Activity:
Give back every record exactly.

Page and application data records
.....

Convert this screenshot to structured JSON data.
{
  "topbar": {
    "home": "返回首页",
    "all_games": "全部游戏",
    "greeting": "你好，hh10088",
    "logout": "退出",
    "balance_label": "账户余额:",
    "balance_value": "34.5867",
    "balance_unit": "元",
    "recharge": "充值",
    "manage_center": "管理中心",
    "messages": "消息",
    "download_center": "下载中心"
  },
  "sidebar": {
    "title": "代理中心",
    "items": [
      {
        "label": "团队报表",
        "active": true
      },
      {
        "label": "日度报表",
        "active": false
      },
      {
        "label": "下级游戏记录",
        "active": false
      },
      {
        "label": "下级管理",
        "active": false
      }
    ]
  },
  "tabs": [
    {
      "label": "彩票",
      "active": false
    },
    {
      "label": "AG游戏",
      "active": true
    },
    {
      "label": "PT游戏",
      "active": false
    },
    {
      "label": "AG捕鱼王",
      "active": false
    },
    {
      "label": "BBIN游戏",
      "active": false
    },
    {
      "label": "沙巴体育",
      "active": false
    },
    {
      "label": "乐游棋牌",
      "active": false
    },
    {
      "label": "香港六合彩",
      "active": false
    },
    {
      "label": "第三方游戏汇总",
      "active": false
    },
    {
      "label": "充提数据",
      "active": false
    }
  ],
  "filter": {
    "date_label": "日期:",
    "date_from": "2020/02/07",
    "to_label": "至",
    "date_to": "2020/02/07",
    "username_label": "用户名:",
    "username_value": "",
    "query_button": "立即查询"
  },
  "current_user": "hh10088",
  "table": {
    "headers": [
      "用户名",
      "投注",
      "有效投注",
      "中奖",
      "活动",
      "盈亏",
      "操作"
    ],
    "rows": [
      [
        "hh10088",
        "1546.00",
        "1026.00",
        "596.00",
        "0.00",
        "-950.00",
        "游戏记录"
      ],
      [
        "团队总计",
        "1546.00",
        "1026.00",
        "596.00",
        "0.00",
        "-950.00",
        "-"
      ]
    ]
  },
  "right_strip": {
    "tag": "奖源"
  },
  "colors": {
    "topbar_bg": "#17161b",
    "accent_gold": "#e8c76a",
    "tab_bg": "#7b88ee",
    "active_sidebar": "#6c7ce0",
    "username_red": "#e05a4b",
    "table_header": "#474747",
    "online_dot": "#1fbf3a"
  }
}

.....

Finished task:
Convert this screenshot to structured JSON data.
{
  "topbar": {
    "home": "返回首页",
    "all_games": "全部游戏",
    "greeting": "你好，hh10088",
    "logout": "退出",
    "balance_label": "账户余额:",
    "balance_value": "34.5867",
    "balance_unit": "元",
    "recharge": "充值",
    "manage_center": "管理中心",
    "messages": "消息",
    "download_center": "下载中心"
  },
  "sidebar": {
    "title": "代理中心",
    "items": [
      {
        "label": "团队报表",
        "active": true
      },
      {
        "label": "日度报表",
        "active": false
      },
      {
        "label": "下级游戏记录",
        "active": false
      },
      {
        "label": "下级管理",
        "active": false
      }
    ]
  },
  "tabs": [
    {
      "label": "彩票",
      "active": false
    },
    {
      "label": "AG游戏",
      "active": true
    },
    {
      "label": "PT游戏",
      "active": false
    },
    {
      "label": "AG捕鱼王",
      "active": false
    },
    {
      "label": "BBIN游戏",
      "active": false
    },
    {
      "label": "沙巴体育",
      "active": false
    },
    {
      "label": "乐游棋牌",
      "active": false
    },
    {
      "label": "香港六合彩",
      "active": false
    },
    {
      "label": "第三方游戏汇总",
      "active": false
    },
    {
      "label": "充提数据",
      "active": false
    }
  ],
  "filter": {
    "date_label": "日期:",
    "date_from": "2020/02/07",
    "to_label": "至",
    "date_to": "2020/02/07",
    "username_label": "用户名:",
    "username_value": "",
    "query_button": "立即查询"
  },
  "current_user": "hh10088",
  "table": {
    "headers": [
      "用户名",
      "投注",
      "有效投注",
      "中奖",
      "活动",
      "盈亏",
      "操作"
    ],
    "rows": [
      [
        "hh10088",
        "1546.00",
        "1026.00",
        "596.00",
        "0.00",
        "-950.00",
        "游戏记录"
      ],
      [
        "团队总计",
        "1546.00",
        "1026.00",
        "596.00",
        "0.00",
        "-950.00",
        "-"
      ]
    ]
  },
  "right_strip": {
    "tag": "奖源"
  },
  "colors": {
    "topbar_bg": "#17161b",
    "accent_gold": "#e8c76a",
    "tab_bg": "#7b88ee",
    "active_sidebar": "#6c7ce0",
    "username_red": "#e05a4b",
    "table_header": "#474747",
    "online_dot": "#1fbf3a"
  }
}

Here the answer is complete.